Using "play" as the search string, find the matching lines below and copy them.

+ + + + +

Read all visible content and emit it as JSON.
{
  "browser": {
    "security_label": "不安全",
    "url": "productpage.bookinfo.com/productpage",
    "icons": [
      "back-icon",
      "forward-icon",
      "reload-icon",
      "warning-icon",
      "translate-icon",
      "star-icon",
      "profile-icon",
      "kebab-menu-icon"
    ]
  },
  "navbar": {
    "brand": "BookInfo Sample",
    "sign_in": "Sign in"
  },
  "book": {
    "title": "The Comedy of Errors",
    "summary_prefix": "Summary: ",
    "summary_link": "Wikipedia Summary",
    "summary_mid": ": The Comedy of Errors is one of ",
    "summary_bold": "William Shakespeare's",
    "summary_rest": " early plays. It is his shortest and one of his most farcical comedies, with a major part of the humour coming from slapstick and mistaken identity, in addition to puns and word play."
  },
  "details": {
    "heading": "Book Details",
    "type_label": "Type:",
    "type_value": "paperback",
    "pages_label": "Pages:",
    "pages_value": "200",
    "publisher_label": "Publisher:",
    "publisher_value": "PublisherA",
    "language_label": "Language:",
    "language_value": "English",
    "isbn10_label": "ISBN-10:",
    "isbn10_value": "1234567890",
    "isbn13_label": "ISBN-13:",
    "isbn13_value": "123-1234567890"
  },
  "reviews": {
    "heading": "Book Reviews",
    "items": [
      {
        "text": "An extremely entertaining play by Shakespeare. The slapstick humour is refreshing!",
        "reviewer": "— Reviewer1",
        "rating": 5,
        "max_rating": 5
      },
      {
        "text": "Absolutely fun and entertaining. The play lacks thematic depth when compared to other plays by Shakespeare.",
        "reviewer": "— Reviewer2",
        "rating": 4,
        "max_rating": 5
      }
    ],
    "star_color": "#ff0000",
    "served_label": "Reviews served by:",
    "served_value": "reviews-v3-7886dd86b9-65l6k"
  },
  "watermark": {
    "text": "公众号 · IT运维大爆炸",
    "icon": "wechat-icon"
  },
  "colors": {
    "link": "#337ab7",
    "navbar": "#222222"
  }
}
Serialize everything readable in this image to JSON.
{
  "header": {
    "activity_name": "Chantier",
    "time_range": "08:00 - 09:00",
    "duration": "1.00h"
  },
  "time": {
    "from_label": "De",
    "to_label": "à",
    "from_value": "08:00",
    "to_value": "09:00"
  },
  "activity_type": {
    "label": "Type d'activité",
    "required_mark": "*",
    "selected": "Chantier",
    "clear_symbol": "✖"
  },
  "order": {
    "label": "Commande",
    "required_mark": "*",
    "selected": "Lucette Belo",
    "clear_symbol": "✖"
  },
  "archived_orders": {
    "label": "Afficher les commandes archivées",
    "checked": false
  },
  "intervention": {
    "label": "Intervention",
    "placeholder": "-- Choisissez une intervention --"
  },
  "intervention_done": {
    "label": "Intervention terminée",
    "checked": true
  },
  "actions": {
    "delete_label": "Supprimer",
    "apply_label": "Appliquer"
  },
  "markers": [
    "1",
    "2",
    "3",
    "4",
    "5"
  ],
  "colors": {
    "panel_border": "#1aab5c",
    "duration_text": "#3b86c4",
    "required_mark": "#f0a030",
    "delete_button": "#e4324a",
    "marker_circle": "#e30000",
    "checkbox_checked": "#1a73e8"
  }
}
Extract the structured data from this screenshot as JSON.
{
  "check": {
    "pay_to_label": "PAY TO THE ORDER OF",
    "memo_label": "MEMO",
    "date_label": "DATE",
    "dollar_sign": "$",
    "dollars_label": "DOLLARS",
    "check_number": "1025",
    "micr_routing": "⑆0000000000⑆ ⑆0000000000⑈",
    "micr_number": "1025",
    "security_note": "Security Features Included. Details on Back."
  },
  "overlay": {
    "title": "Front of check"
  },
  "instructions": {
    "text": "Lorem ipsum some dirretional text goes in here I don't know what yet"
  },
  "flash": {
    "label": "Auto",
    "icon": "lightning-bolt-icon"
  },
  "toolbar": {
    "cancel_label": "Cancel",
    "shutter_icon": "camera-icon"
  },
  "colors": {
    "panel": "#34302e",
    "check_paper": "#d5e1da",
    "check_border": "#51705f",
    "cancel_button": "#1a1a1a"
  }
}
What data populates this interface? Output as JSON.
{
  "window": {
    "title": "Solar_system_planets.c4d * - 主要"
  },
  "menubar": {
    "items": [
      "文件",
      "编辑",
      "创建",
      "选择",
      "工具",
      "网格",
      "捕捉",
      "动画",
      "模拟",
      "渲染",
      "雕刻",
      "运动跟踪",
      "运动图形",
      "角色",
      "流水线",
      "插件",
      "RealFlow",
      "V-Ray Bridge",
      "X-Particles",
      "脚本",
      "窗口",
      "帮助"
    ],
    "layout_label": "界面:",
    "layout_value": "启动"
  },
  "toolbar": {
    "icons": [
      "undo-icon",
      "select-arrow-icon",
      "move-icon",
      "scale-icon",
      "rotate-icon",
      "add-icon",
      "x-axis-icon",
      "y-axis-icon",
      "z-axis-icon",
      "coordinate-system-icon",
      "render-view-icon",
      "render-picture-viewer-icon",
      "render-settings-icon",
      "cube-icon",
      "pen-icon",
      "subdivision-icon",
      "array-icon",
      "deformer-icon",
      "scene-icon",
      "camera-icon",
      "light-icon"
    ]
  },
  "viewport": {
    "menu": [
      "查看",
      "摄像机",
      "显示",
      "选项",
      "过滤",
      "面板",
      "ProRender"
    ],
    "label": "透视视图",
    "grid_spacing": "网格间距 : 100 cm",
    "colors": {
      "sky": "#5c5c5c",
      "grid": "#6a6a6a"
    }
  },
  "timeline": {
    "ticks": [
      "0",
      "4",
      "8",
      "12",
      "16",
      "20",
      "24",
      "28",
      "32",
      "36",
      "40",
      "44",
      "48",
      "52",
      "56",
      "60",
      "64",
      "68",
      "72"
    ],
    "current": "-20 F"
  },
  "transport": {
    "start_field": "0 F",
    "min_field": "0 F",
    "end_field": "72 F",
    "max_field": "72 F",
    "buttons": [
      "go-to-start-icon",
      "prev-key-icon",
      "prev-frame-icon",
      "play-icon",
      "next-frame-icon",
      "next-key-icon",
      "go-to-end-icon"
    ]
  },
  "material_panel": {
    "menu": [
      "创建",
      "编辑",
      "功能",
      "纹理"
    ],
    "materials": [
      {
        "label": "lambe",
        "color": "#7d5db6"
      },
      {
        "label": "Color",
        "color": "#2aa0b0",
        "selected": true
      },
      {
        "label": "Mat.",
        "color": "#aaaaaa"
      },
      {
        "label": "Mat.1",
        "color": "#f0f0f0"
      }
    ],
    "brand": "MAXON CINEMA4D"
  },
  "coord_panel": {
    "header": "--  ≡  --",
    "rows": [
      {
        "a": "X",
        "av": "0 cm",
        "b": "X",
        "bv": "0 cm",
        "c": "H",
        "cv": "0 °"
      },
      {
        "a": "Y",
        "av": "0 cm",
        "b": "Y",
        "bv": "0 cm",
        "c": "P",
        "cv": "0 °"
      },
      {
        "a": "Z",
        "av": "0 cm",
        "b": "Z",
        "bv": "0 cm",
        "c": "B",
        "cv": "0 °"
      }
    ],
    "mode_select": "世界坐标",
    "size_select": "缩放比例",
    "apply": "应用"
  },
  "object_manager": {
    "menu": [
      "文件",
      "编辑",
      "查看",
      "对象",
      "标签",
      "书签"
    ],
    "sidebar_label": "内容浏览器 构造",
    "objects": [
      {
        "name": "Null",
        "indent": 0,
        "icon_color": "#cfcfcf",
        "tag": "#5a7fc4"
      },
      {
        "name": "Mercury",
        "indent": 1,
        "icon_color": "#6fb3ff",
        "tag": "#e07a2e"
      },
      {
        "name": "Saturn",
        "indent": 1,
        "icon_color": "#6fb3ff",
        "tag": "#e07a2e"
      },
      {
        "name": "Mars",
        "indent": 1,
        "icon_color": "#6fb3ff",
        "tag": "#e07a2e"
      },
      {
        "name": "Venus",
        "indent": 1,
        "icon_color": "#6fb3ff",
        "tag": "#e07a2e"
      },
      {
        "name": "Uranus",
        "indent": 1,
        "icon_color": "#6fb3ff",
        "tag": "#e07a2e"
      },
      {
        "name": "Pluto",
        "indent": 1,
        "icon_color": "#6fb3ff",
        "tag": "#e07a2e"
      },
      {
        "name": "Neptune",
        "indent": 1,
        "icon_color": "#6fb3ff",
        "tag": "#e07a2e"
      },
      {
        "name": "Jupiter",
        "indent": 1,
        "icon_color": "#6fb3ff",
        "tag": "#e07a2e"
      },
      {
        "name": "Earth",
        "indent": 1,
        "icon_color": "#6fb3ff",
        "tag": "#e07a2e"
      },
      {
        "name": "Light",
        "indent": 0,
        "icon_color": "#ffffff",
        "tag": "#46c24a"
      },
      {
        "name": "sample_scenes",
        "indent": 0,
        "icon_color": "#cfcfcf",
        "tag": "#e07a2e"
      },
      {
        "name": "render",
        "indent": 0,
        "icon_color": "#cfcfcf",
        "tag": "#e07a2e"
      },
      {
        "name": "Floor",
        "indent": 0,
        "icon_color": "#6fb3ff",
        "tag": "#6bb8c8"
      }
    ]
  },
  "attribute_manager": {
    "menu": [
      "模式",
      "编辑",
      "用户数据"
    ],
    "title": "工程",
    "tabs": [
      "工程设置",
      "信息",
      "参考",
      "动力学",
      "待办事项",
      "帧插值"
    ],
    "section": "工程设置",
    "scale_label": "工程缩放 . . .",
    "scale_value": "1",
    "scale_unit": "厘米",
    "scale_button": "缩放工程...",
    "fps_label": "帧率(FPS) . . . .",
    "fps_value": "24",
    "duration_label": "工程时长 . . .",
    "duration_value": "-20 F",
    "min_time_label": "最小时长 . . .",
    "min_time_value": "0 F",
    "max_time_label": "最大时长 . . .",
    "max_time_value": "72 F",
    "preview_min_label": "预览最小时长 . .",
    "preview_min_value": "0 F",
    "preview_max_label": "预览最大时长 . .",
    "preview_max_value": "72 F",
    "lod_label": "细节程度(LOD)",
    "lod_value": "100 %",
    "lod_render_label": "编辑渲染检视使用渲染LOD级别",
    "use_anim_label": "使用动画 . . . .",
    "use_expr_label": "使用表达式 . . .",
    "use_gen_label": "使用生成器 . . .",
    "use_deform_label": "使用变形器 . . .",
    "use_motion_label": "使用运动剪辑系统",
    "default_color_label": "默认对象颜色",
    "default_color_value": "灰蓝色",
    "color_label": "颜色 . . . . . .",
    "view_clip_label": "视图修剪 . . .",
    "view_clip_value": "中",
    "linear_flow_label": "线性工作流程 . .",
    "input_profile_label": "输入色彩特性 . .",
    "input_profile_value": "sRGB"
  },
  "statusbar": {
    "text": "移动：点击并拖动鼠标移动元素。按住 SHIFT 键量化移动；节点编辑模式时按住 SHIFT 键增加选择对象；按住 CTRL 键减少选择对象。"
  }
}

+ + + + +

*Solution to the exercise*:
    "summary_rest": " early plays. It is his shortest and one of his most farcical comedies, with a major part of the humour coming from slapstick and mistaken identity, in addition to puns and word play."
        "text": "An extremely entertaining play by Shakespeare. The slapstick humour is refreshing!",
        "text": "Absolutely fun and entertaining. The play lacks thematic depth when compared to other plays by Shakespeare.",
      "play-icon",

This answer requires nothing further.